The word war between House Deputy Speaker, Quezon Rep. Lorenzo Tañada of the LP) and fellow pro-administration legislator NPC Rep. Mark Llandro Mendoza of Batangas escalated a notch higher as Tañada criticized the latter for using “legal obstacles” for his inaction on a bill that seeks to create the trust fund which will be placed in the coconut- levy funds for the benefit of its farmer-contributors.
“I wish Rep. Mendoza had been as quick acting on my pleas to schedule the bill for public hearing as he was in passing the buck,” said Tañada in reply to Mendoza’s contention that he, as chairman of the House of Representatives’ Committee on Agriculture and Food, is not acting on House Bill 5070 until Coco Levy (Fund) cases are decided by the courts with finality.
“If he is really for the coconut farmers’ interests, then why refuse to even consider measures for their benefit? I was not asking him to pass the bill, I was asking for it to be heard. That power resides in him as committee chair and nowhere else. If the committee votes it down, I will not be heard blaming him. But neither should he blame the Supreme Court for his own inaction,” Tanada added.
On Mendoza’s claim that HB 5070 will become a bill of attainder if approved and will become unconstitutional, Tañada retorted: “How can HB 5070 be a bill of attainder? There is nothing in it legislating the fact that the coconut farmers are the owners of the coco levy. Instead of bandying legal terms around, maybe he could try looking at the bill first. It’s quite short—just four pages.”
Tañada asserted that the bill does not pre-empt the issue of ownership of the coconut levy, but simply creates a trust fund as the destination of any coco levy funds that may be awarded to the farmers.

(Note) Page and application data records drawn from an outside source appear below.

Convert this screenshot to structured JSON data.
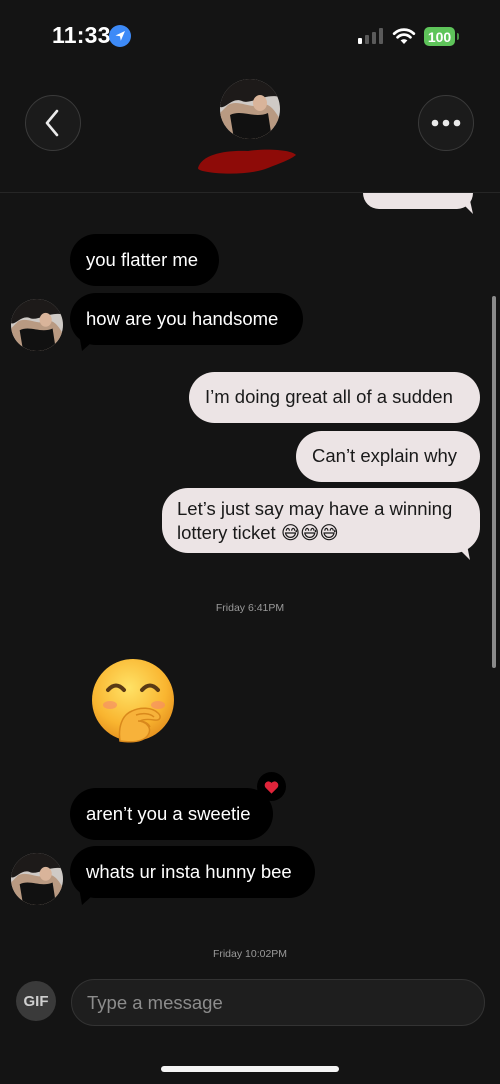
{
  "status_bar": {
    "time": "11:33",
    "battery": "100"
  },
  "header": {
    "back": "back",
    "more": "more options"
  },
  "messages": [
    {
      "from": "them",
      "text": "you flatter me"
    },
    {
      "from": "them",
      "text": "how are you handsome"
    },
    {
      "from": "me",
      "text": "I’m doing great all of a sudden"
    },
    {
      "from": "me",
      "text": "Can’t explain why"
    },
    {
      "from": "me",
      "text": "Let’s just say may have a winning lottery ticket 😅😅😅"
    },
    {
      "from": "them",
      "text": "🤭",
      "type": "emoji"
    },
    {
      "from": "them",
      "text": "aren’t you a sweetie",
      "reaction": "heart"
    },
    {
      "from": "them",
      "text": "whats ur insta hunny bee"
    }
  ],
  "timestamps": {
    "t1": "Friday 6:41PM",
    "t2": "Friday 10:02PM"
  },
  "composer": {
    "gif": "GIF",
    "placeholder": "Type a message"
  },
  "icons": [
    "location-arrow-icon",
    "signal-icon",
    "wifi-icon",
    "chevron-left-icon",
    "ellipsis-icon",
    "heart-icon"
  ],
  "colors": {
    "incoming_bubble": "#000000",
    "outgoing_bubble": "#ece4e5",
    "background": "#141414",
    "battery": "#5ec45a",
    "heart": "#e0243a"
  }
}
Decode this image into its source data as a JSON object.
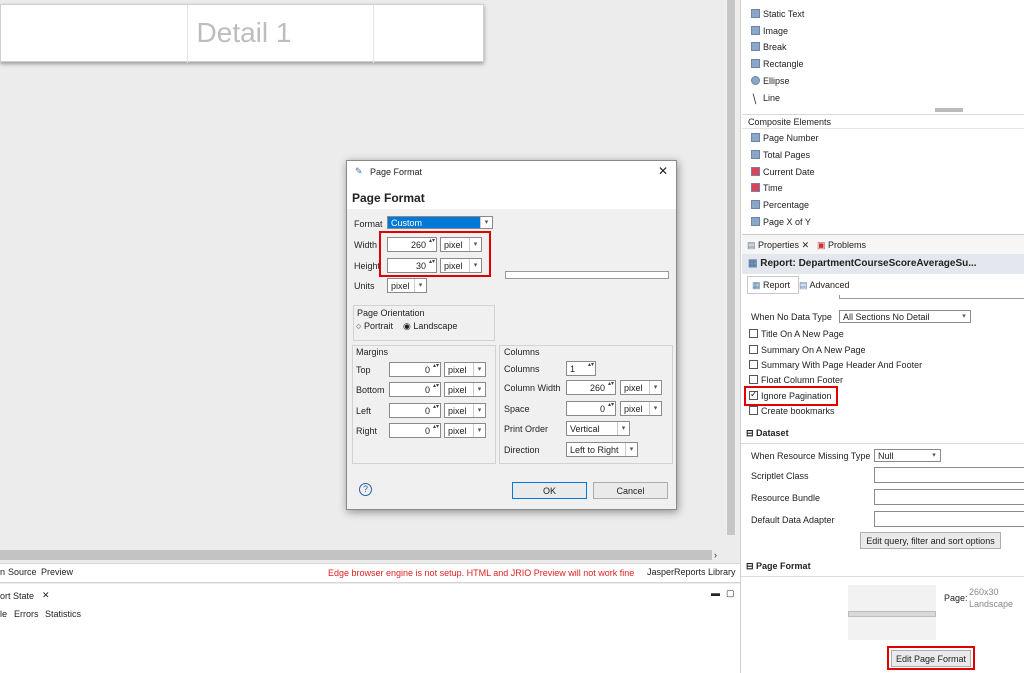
{
  "design": {
    "band_label": "Detail 1"
  },
  "editor_tabs": {
    "main_partial": "n",
    "source": "Source",
    "preview": "Preview",
    "warning": "Edge browser engine is not setup. HTML and JRIO Preview will not work fine",
    "library": "JasperReports Library"
  },
  "lower_panel": {
    "title": "ort State",
    "close": "✕",
    "sub_partial": "le",
    "errors": "Errors",
    "statistics": "Statistics"
  },
  "palette": {
    "items": [
      "Static Text",
      "Image",
      "Break",
      "Rectangle",
      "Ellipse",
      "Line"
    ],
    "composite_header": "Composite Elements",
    "composite": [
      "Page Number",
      "Total Pages",
      "Current Date",
      "Time",
      "Percentage",
      "Page X of Y"
    ]
  },
  "props": {
    "properties_tab": "Properties",
    "problems_tab": "Problems",
    "report_title": "Report: DepartmentCourseScoreAverageSu...",
    "report_tab": "Report",
    "advanced_tab": "Advanced",
    "when_no_data_label": "When No Data Type",
    "when_no_data_value": "All Sections No Detail",
    "checks": [
      {
        "label": "Title On A New Page",
        "checked": false
      },
      {
        "label": "Summary On A New Page",
        "checked": false
      },
      {
        "label": "Summary With Page Header And Footer",
        "checked": false
      },
      {
        "label": "Float Column Footer",
        "checked": false
      },
      {
        "label": "Ignore Pagination",
        "checked": true
      },
      {
        "label": "Create bookmarks",
        "checked": false
      }
    ],
    "dataset_header": "Dataset",
    "missing_label": "When Resource Missing Type",
    "missing_value": "Null",
    "scriptlet_label": "Scriptlet Class",
    "bundle_label": "Resource Bundle",
    "adapter_label": "Default Data Adapter",
    "edit_query_button": "Edit query, filter and sort options",
    "page_format_header": "Page Format",
    "page_label": "Page:",
    "page_size": "260x30",
    "page_orient": "Landscape",
    "edit_page_format_button": "Edit Page Format"
  },
  "dialog": {
    "title": "Page Format",
    "heading": "Page Format",
    "format_label": "Format",
    "format_value": "Custom",
    "width_label": "Width",
    "width_value": "260",
    "height_label": "Height",
    "height_value": "30",
    "unit_pixel": "pixel",
    "units_label": "Units",
    "units_value": "pixel",
    "orientation_label": "Page Orientation",
    "portrait": "Portrait",
    "landscape": "Landscape",
    "margins_label": "Margins",
    "top_label": "Top",
    "bottom_label": "Bottom",
    "left_label": "Left",
    "right_label": "Right",
    "margin_value": "0",
    "columns_group": "Columns",
    "columns_label": "Columns",
    "columns_value": "1",
    "colwidth_label": "Column Width",
    "colwidth_value": "260",
    "space_label": "Space",
    "space_value": "0",
    "print_order_label": "Print Order",
    "print_order_value": "Vertical",
    "direction_label": "Direction",
    "direction_value": "Left to Right",
    "ok": "OK",
    "cancel": "Cancel"
  },
  "colors": {
    "accent": "#0078d7",
    "highlight": "#e00000"
  }
}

“Does he mean that no trust fund for the coco levy can be created before ALL those cases are resolved? That is not unlike saying that he is never going to act on the bill,” Tañada said.
Mendoza earlier said it was unfair for Tañada to call his alleged inaction on House Bill 5070 “a disgrace.
“It is laudable for Rep. Lorenzo R. Tañada III to aspire for a trust fund benefiting the coconut farmers. We agree that there is a need to protect the interests of everyone in the coconut industry once all the Coco Levy [Fund] cases are decided by the courts with finality,” said Mendoza.
He said the Supreme Court had not yet issued its decision when Tañada filed HB 5070 in 2011.
As chairman of the House’s Committee on Agriculture and Food, Mendoza said he found it prudent to await the finality of the cases, meaning there would be no more appeals, before acting on HB 5070 and other House Bills of similar import.
“HB 5070 presumes that the issue—of who owns the 27-percent preferred SMC shares, is final and executory, when it is not. The controversy is still pending in court...What if Congress passes the subject measure and the Supreme Court reverses its decision? Congress will end up depriving one party of its property. Representative Tañada’s HB 5070 will become a bill of attainder. That is unconstitutional,” Mendoza said.
Tañada said that the whole point of filing HB 5070 was always not to wait for the resolution of all the Coco Levy cases. “Representative Mendoza would know that if he had given my bill the time of day,” Tañada said.